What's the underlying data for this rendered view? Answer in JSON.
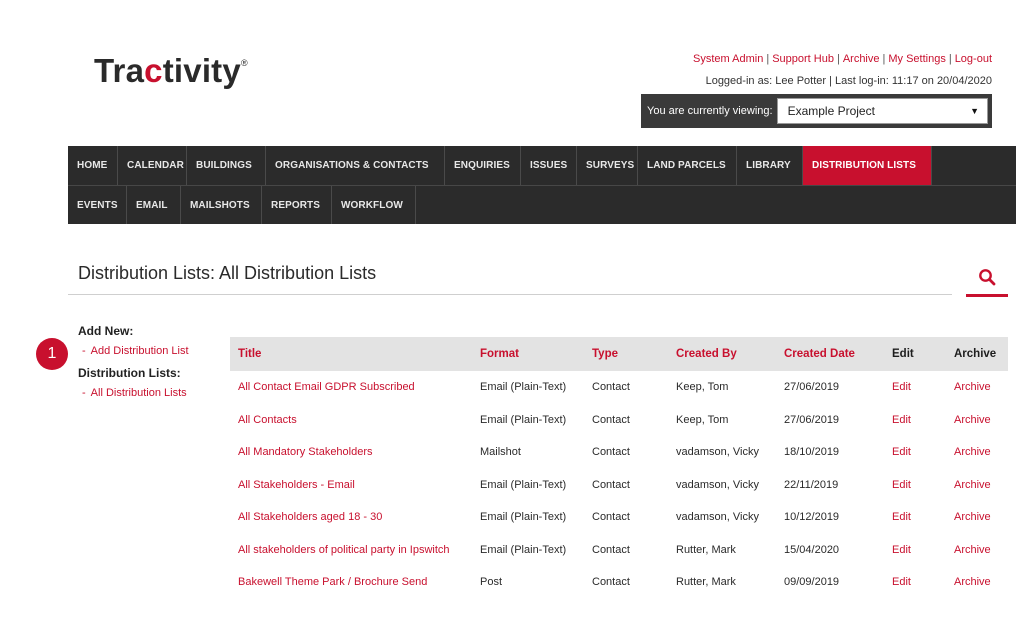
{
  "brand": {
    "logo_prefix": "Tra",
    "logo_accent": "c",
    "logo_suffix": "tivity",
    "logo_mark": "®",
    "accent_color": "#c8102e"
  },
  "header": {
    "links": [
      "System Admin",
      "Support Hub",
      "Archive",
      "My Settings",
      "Log-out"
    ],
    "separator": "|",
    "login_info": "Logged-in as: Lee Potter | Last log-in: 11:17 on 20/04/2020",
    "viewing_label": "You are currently viewing:",
    "viewing_value": "Example Project",
    "viewing_arrow": "▼"
  },
  "nav": {
    "row1": [
      "HOME",
      "CALENDAR",
      "BUILDINGS",
      "ORGANISATIONS & CONTACTS",
      "ENQUIRIES",
      "ISSUES",
      "SURVEYS",
      "LAND PARCELS",
      "LIBRARY",
      "DISTRIBUTION LISTS"
    ],
    "row2": [
      "EVENTS",
      "EMAIL",
      "MAILSHOTS",
      "REPORTS",
      "WORKFLOW"
    ],
    "active": "DISTRIBUTION LISTS"
  },
  "page": {
    "title": "Distribution Lists: All Distribution Lists",
    "search_icon": "search-icon"
  },
  "sidebar": {
    "add_new_heading": "Add New:",
    "add_link": "Add Distribution List",
    "lists_heading": "Distribution Lists:",
    "all_link": "All Distribution Lists",
    "dash": "-"
  },
  "callout": {
    "number": "1"
  },
  "table": {
    "headers": [
      "Title",
      "Format",
      "Type",
      "Created By",
      "Created Date",
      "Edit",
      "Archive"
    ],
    "rows": [
      [
        "All Contact Email GDPR Subscribed",
        "Email (Plain-Text)",
        "Contact",
        "Keep, Tom",
        "27/06/2019",
        "Edit",
        "Archive"
      ],
      [
        "All Contacts",
        "Email (Plain-Text)",
        "Contact",
        "Keep, Tom",
        "27/06/2019",
        "Edit",
        "Archive"
      ],
      [
        "All Mandatory Stakeholders",
        "Mailshot",
        "Contact",
        "vadamson, Vicky",
        "18/10/2019",
        "Edit",
        "Archive"
      ],
      [
        "All Stakeholders - Email",
        "Email (Plain-Text)",
        "Contact",
        "vadamson, Vicky",
        "22/11/2019",
        "Edit",
        "Archive"
      ],
      [
        "All Stakeholders aged 18 - 30",
        "Email (Plain-Text)",
        "Contact",
        "vadamson, Vicky",
        "10/12/2019",
        "Edit",
        "Archive"
      ],
      [
        "All stakeholders of political party in Ipswitch",
        "Email (Plain-Text)",
        "Contact",
        "Rutter, Mark",
        "15/04/2020",
        "Edit",
        "Archive"
      ],
      [
        "Bakewell Theme Park / Brochure Send",
        "Post",
        "Contact",
        "Rutter, Mark",
        "09/09/2019",
        "Edit",
        "Archive"
      ]
    ]
  }
}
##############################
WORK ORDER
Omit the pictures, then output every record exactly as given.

EXERCISE RESPONSE
What's the underlying data for this rendered view? Answer in JSON.
{
  "brand": {
    "logo_prefix": "Tra",
    "logo_accent": "c",
    "logo_suffix": "tivity",
    "logo_mark": "®",
    "accent_color": "#c8102e"
  },
  "header": {
    "links": [
      "System Admin",
      "Support Hub",
      "Archive",
      "My Settings",
      "Log-out"
    ],
    "separator": "|",
    "login_info": "Logged-in as: Lee Potter | Last log-in: 11:17 on 20/04/2020",
    "viewing_label": "You are currently viewing:",
    "viewing_value": "Example Project",
    "viewing_arrow": "▼"
  },
  "nav": {
    "row1": [
      "HOME",
      "CALENDAR",
      "BUILDINGS",
      "ORGANISATIONS & CONTACTS",
      "ENQUIRIES",
      "ISSUES",
      "SURVEYS",
      "LAND PARCELS",
      "LIBRARY",
      "DISTRIBUTION LISTS"
    ],
    "row2": [
      "EVENTS",
      "EMAIL",
      "MAILSHOTS",
      "REPORTS",
      "WORKFLOW"
    ],
    "active": "DISTRIBUTION LISTS"
  },
  "page": {
    "title": "Distribution Lists: All Distribution Lists",
    "search_icon": "search-icon"
  },
  "sidebar": {
    "add_new_heading": "Add New:",
    "add_link": "Add Distribution List",
    "lists_heading": "Distribution Lists:",
    "all_link": "All Distribution Lists",
    "dash": "-"
  },
  "callout": {
    "number": "1"
  },
  "table": {
    "headers": [
      "Title",
      "Format",
      "Type",
      "Created By",
      "Created Date",
      "Edit",
      "Archive"
    ],
    "rows": [
      [
        "All Contact Email GDPR Subscribed",
        "Email (Plain-Text)",
        "Contact",
        "Keep, Tom",
        "27/06/2019",
        "Edit",
        "Archive"
      ],
      [
        "All Contacts",
        "Email (Plain-Text)",
        "Contact",
        "Keep, Tom",
        "27/06/2019",
        "Edit",
        "Archive"
      ],
      [
        "All Mandatory Stakeholders",
        "Mailshot",
        "Contact",
        "vadamson, Vicky",
        "18/10/2019",
        "Edit",
        "Archive"
      ],
      [
        "All Stakeholders - Email",
        "Email (Plain-Text)",
        "Contact",
        "vadamson, Vicky",
        "22/11/2019",
        "Edit",
        "Archive"
      ],
      [
        "All Stakeholders aged 18 - 30",
        "Email (Plain-Text)",
        "Contact",
        "vadamson, Vicky",
        "10/12/2019",
        "Edit",
        "Archive"
      ],
      [
        "All stakeholders of political party in Ipswitch",
        "Email (Plain-Text)",
        "Contact",
        "Rutter, Mark",
        "15/04/2020",
        "Edit",
        "Archive"
      ],
      [
        "Bakewell Theme Park / Brochure Send",
        "Post",
        "Contact",
        "Rutter, Mark",
        "09/09/2019",
        "Edit",
        "Archive"
      ]
    ]
  }
}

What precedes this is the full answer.